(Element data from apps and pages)
* * * * * * *

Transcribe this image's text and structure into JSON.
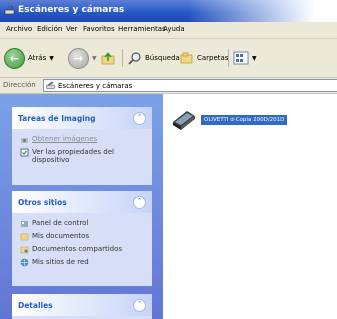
{
  "window": {
    "title": "Escáneres y cámaras"
  },
  "menu": [
    "Archivo",
    "Edición",
    "Ver",
    "Favoritos",
    "Herramientas",
    "Ayuda"
  ],
  "toolbar": {
    "back": "Atrás",
    "search": "Búsqueda",
    "folders": "Carpetas"
  },
  "address": {
    "label": "Dirección",
    "value": "Escáneres y cámaras"
  },
  "panels": {
    "imaging": {
      "title": "Tareas de Imaging",
      "tasks": [
        "Obtener imágenes",
        "Ver las propiedades del dispositivo"
      ]
    },
    "other": {
      "title": "Otros sitios",
      "links": [
        "Panel de control",
        "Mis documentos",
        "Documentos compartidos",
        "Mis sitios de red"
      ]
    },
    "details": {
      "title": "Detalles"
    }
  },
  "device": {
    "label": "OLIVETTI d-Copia 200D/201D"
  }
}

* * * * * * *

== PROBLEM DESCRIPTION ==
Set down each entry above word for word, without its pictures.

== FINAL ANSWER ==
Transcribe this image's text and structure into JSON.
{
  "window": {
    "title": "Escáneres y cámaras"
  },
  "menu": [
    "Archivo",
    "Edición",
    "Ver",
    "Favoritos",
    "Herramientas",
    "Ayuda"
  ],
  "toolbar": {
    "back": "Atrás",
    "search": "Búsqueda",
    "folders": "Carpetas"
  },
  "address": {
    "label": "Dirección",
    "value": "Escáneres y cámaras"
  },
  "panels": {
    "imaging": {
      "title": "Tareas de Imaging",
      "tasks": [
        "Obtener imágenes",
        "Ver las propiedades del dispositivo"
      ]
    },
    "other": {
      "title": "Otros sitios",
      "links": [
        "Panel de control",
        "Mis documentos",
        "Documentos compartidos",
        "Mis sitios de red"
      ]
    },
    "details": {
      "title": "Detalles"
    }
  },
  "device": {
    "label": "OLIVETTI d-Copia 200D/201D"
  }
}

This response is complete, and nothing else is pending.